Technical details-Reliable ICF homes
The best possible and most durable insulation
ICF (Insulated Concrete Formwork) buildings have a very high thermal resistance of R-19 (US) as against R1-2 for conventional buildings of concrete, fly ash/ red bricks or AAC Blocks and thus 10-19 times less carbon footprints than conventional structures.
Since the openings like doors and windows are built into the formwork and concrete is poured for a whole floor in one go, there are no air leakages from these perfect plumb openings (provided the door and windows are fitted properly) and air change ratio per hour of 8-9 for conventional buildings under 50 Pascal air pressure can be brought down to 0.5-0.8, thus providing a perfect air tight (15 times better) containment of interior ambience and hence much lower energy consumption in HVAC. The net result is an operating energy consumption for HVAC being up to 80% less.
For the most easily built structures
The concrete cast inside the ICF retains the mix water as well as the heat of hydrogenation from the cement-water reaction, resulting in adiabatic (at constant temperature and pressure) curing of the concrete, and giving you the benefit of practically zero water consumption at site.

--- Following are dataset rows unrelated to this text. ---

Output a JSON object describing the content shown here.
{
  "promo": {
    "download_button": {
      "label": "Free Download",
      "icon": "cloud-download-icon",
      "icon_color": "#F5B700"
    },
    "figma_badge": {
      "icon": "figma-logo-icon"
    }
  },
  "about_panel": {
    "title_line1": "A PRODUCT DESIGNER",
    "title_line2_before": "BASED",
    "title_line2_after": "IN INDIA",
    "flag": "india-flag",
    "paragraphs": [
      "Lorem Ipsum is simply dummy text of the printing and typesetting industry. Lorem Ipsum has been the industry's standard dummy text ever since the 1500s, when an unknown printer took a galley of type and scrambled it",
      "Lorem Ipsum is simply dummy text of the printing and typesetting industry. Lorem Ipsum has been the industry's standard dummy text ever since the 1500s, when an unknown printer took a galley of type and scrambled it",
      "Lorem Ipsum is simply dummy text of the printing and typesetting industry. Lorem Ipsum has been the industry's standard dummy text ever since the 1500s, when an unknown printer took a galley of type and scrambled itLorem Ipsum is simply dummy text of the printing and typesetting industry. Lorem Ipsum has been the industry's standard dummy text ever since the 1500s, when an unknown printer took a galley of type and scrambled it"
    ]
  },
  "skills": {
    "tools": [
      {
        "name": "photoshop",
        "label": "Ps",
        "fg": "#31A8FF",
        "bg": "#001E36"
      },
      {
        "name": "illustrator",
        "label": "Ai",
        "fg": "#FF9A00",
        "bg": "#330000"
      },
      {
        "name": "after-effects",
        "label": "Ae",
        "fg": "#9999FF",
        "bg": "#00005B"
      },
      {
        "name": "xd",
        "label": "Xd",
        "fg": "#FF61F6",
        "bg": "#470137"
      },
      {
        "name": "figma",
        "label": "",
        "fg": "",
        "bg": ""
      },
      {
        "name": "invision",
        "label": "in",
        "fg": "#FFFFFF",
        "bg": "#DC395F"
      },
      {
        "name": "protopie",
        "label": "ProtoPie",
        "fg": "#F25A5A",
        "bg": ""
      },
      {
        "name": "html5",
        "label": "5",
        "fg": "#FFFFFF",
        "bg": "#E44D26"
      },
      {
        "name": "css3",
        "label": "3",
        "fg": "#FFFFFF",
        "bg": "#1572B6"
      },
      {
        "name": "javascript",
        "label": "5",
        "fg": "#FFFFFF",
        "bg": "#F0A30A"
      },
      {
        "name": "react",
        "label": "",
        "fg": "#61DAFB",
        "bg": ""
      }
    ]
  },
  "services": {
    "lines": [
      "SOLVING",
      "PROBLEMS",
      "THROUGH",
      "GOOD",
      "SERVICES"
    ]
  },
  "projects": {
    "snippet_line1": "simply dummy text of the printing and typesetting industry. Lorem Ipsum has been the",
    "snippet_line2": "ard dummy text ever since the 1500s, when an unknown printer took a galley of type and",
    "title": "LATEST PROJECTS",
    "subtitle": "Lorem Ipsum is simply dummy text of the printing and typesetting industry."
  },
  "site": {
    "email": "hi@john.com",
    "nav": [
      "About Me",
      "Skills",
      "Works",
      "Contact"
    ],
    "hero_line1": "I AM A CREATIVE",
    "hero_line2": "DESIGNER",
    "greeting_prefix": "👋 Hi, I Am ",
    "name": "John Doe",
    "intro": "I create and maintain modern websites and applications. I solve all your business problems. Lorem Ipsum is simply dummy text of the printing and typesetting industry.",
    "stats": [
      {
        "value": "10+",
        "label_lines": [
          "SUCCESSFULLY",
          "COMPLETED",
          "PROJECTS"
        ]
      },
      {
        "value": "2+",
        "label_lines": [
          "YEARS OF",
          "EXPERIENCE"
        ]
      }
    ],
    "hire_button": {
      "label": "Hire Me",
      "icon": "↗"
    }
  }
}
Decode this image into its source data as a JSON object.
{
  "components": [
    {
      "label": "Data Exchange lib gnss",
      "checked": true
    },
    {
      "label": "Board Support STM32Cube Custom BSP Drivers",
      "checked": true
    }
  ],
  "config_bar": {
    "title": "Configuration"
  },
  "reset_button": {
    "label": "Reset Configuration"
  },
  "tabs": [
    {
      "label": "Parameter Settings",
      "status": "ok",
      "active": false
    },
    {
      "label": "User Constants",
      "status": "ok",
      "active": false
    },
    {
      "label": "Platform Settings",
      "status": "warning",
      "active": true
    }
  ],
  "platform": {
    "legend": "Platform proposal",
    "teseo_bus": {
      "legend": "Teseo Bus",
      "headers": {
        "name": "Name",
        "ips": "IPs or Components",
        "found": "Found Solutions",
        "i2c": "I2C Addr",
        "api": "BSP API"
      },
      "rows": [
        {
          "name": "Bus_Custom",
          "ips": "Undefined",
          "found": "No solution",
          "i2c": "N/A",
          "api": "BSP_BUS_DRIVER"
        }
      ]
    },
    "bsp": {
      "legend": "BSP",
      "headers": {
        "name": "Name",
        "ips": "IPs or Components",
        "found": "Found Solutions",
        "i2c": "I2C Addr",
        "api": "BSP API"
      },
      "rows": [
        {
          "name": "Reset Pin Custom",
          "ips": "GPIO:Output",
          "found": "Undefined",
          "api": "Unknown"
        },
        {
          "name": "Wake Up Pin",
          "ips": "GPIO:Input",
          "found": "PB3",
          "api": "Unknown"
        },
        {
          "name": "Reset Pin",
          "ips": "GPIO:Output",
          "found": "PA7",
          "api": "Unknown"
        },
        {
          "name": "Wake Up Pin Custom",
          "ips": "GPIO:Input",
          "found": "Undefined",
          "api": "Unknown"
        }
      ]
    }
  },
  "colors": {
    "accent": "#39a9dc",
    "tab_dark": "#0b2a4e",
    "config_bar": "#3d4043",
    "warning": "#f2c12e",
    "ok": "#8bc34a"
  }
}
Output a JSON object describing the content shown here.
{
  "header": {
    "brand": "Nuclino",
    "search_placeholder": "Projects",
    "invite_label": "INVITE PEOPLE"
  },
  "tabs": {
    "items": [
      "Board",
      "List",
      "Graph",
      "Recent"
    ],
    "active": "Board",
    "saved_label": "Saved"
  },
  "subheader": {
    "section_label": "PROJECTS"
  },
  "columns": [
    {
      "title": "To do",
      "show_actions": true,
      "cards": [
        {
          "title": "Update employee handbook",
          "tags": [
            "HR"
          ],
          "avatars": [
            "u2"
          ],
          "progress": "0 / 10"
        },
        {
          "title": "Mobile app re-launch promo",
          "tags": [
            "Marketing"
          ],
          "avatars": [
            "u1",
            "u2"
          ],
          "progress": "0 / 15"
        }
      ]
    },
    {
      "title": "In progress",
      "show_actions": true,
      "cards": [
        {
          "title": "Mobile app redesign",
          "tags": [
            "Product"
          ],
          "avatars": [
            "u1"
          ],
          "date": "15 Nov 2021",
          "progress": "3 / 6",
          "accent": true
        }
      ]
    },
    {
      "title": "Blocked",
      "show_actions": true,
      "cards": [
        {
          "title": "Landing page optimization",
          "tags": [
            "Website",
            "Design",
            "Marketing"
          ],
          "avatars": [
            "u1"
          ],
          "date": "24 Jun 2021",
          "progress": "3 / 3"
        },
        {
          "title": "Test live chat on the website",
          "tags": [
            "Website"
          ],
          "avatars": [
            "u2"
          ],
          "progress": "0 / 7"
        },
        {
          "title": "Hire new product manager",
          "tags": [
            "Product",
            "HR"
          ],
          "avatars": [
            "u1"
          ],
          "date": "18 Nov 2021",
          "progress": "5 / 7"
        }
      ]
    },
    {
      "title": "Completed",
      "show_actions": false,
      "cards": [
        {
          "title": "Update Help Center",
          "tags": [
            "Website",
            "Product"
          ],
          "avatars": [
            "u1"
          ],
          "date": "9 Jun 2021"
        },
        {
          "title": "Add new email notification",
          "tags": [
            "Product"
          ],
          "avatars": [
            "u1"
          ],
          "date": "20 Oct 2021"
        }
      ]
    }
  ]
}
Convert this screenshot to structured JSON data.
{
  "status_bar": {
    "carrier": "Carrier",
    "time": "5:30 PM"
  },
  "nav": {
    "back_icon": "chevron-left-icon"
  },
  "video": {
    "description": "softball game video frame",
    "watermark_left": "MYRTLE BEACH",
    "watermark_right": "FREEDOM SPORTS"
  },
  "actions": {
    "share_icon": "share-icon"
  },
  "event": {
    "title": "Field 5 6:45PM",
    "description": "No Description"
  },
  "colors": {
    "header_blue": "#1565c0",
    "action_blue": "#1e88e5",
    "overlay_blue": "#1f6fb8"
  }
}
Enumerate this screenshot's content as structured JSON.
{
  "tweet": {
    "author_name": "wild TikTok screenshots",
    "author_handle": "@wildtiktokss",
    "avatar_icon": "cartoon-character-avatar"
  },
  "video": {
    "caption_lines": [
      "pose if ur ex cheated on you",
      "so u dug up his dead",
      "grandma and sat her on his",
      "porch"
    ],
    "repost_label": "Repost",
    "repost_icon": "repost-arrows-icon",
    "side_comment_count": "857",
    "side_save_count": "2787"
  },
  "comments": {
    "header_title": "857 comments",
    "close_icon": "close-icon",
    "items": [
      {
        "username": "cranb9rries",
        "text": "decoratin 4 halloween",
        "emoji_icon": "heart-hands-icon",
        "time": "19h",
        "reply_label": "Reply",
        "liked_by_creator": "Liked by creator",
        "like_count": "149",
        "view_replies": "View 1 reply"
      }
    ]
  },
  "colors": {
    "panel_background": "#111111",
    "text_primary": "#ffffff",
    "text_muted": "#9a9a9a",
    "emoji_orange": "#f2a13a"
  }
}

The ICF blocks being modular and factory shaped to exact sizes, their procurement along with concrete can be planned exactly minimizing site wastage. The lightweight, interlocking ICF blocks make the site creation of formwork for concrete into “child’s play” literally, doubling (could be much more) the overall speed of construction and thereby expenditure on these resources of time and manpower.
The fastest, most durable, and easily perfected method of construction
The perfectly straight walls with perfect geometrical openings and zero thermal bridge floorings and lintels ensure resource conservation in claddings, door-window materials, sealants etc. and contribute to the overall aesthetics of the building for a lifetime as the thermally stable exterior does not undergo the daily cycle of expansion & contraction which leads to thermal stress cracks in the facade and waterproofing layers.